Warm French weather brings out mosquitoes: How to avoid being bitten
Try these natural and chemical methods to avoid becoming a snack for disease-carrying insects
The arrival of spring has brought welcome sunshine, blue skies and rising temperatures - but also the less-welcome return of mosquitoes, notably in the south of France.
Mosquitoes live on average for seven days, but do not usually stray more than around 200 metres from where they hatch. This means that if they hatch near your window or home, they will likely stay there.
According to the website Vigilance Moustiques - which encourages people in France to contact them if they see the insects, tiger mosquitoes have also now colonised 63 departments. You can also report mosquitoes on the government-backed Signalement Moustique site.

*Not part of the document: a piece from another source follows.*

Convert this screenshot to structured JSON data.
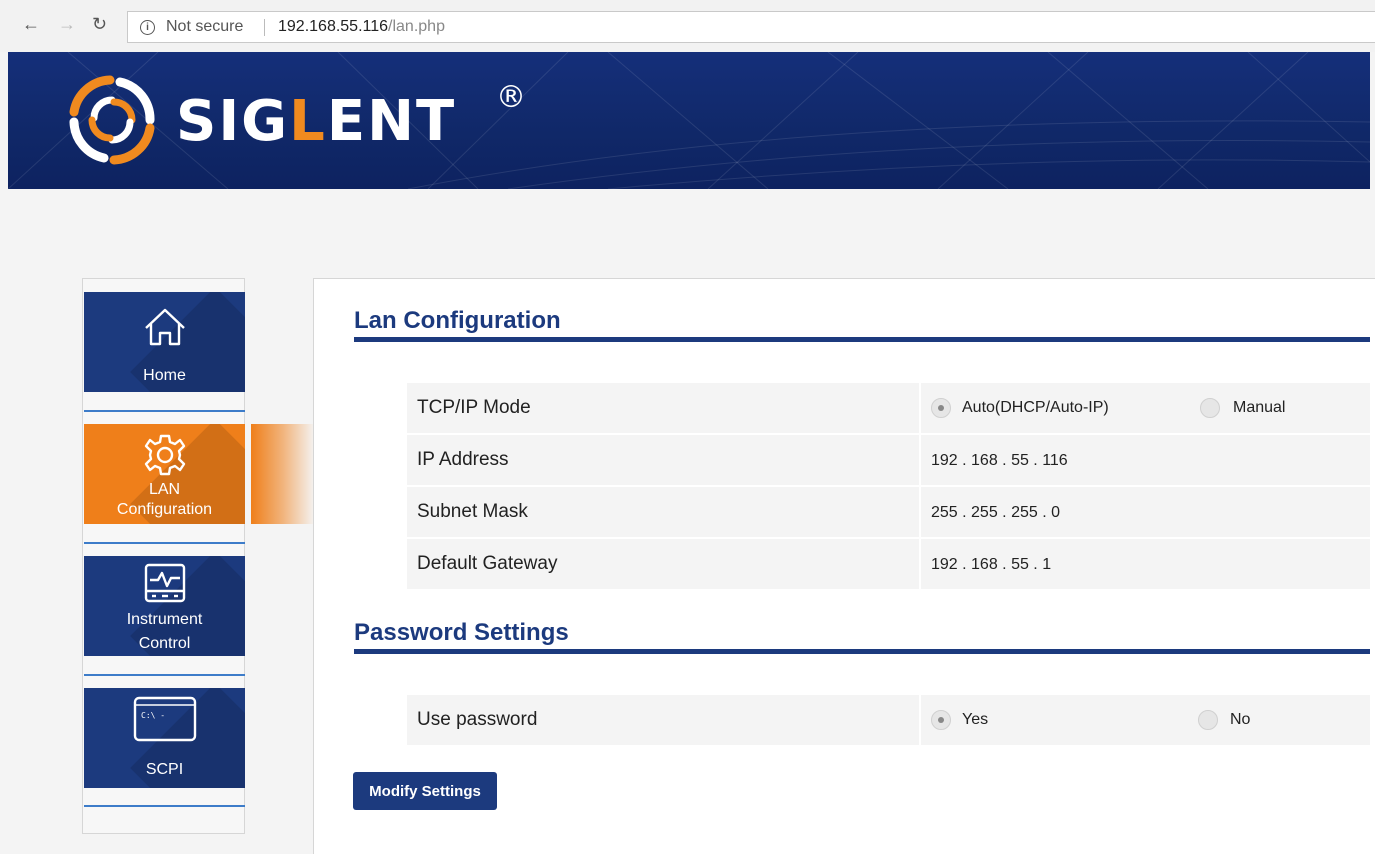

But the more pressing concern for many people is avoiding being bitten. There are a number of ways to repel the insects, whose bites can cause a rash, and which can carry a number of diseases.

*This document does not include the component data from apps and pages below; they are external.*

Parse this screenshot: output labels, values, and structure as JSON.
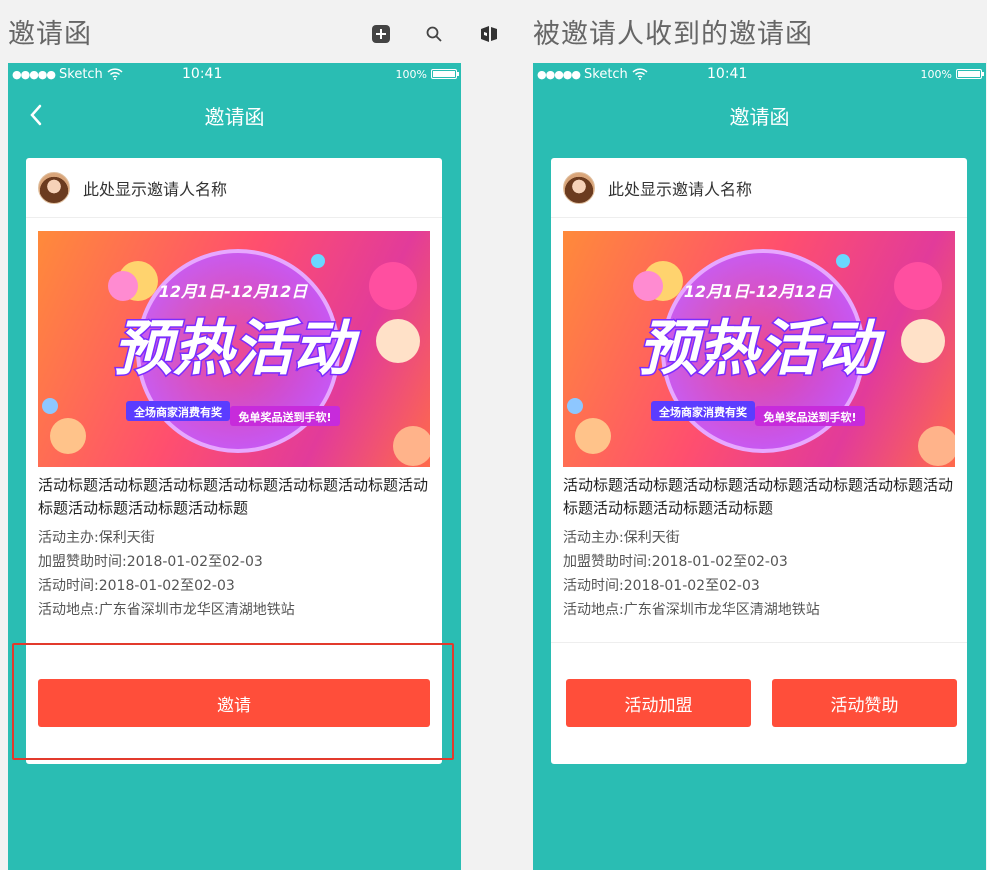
{
  "boards": {
    "left_title": "邀请函",
    "right_title": "被邀请人收到的邀请函"
  },
  "status_bar": {
    "carrier": "Sketch",
    "time": "10:41",
    "battery": "100%"
  },
  "nav": {
    "title": "邀请函"
  },
  "card": {
    "inviter_name": "此处显示邀请人名称",
    "banner": {
      "date_range": "12月1日-12月12日",
      "headline": "预热活动",
      "tag_left": "全场商家消费有奖",
      "tag_right": "免单奖品送到手软!"
    },
    "event_title": "活动标题活动标题活动标题活动标题活动标题活动标题活动标题活动标题活动标题活动标题",
    "organizer": "活动主办:保利天街",
    "join_sponsor_time": "加盟赞助时间:2018-01-02至02-03",
    "event_time": "活动时间:2018-01-02至02-03",
    "location": "活动地点:广东省深圳市龙华区清湖地铁站"
  },
  "buttons": {
    "invite": "邀请",
    "join": "活动加盟",
    "sponsor": "活动赞助"
  },
  "colors": {
    "teal": "#2abdb3",
    "accent": "#ff4e3a",
    "highlight": "#e23a2c"
  }
}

Avoid standing water
Mosquitoes lay their eggs in water. They love swampy areas and waterlogged ditches - and they will gather in urban areas where water collects - including tubs and planters near houses. Avoid, or ensure that water is removed and replaced regularly.
Keep mosquitoes out of rooms at home by fitting a mosquito net on windows and doors if possible, or around your bed so you don't get bitten as you sleep.
Citronella candles are effective in small or confined areas - but be aware that some non-organic candles can release toxic substances. Try to use organic products if possible, or make them yourself.
Lemongrass, geraniums, garlic, rosemary and mint are among the plants that naturally repel mosquitoes. Find out more here
Chemical methods - repellent plugs
If you don't have a mosquito net on your window, plugs that release repellent chemicals will work. Be aware that the most commonly available contain insecticides that may affect the health of children and pregnant women - though more organic products are now on the market.
The effectiveness of chemical repellents in cream or spray form vary depending on their composition - these are the mosquito repellents that work best. The most effective are based on DEET at concentrations of 25% to 30%. But it warned that such products may be harmful to children under the age of six and pregnant women.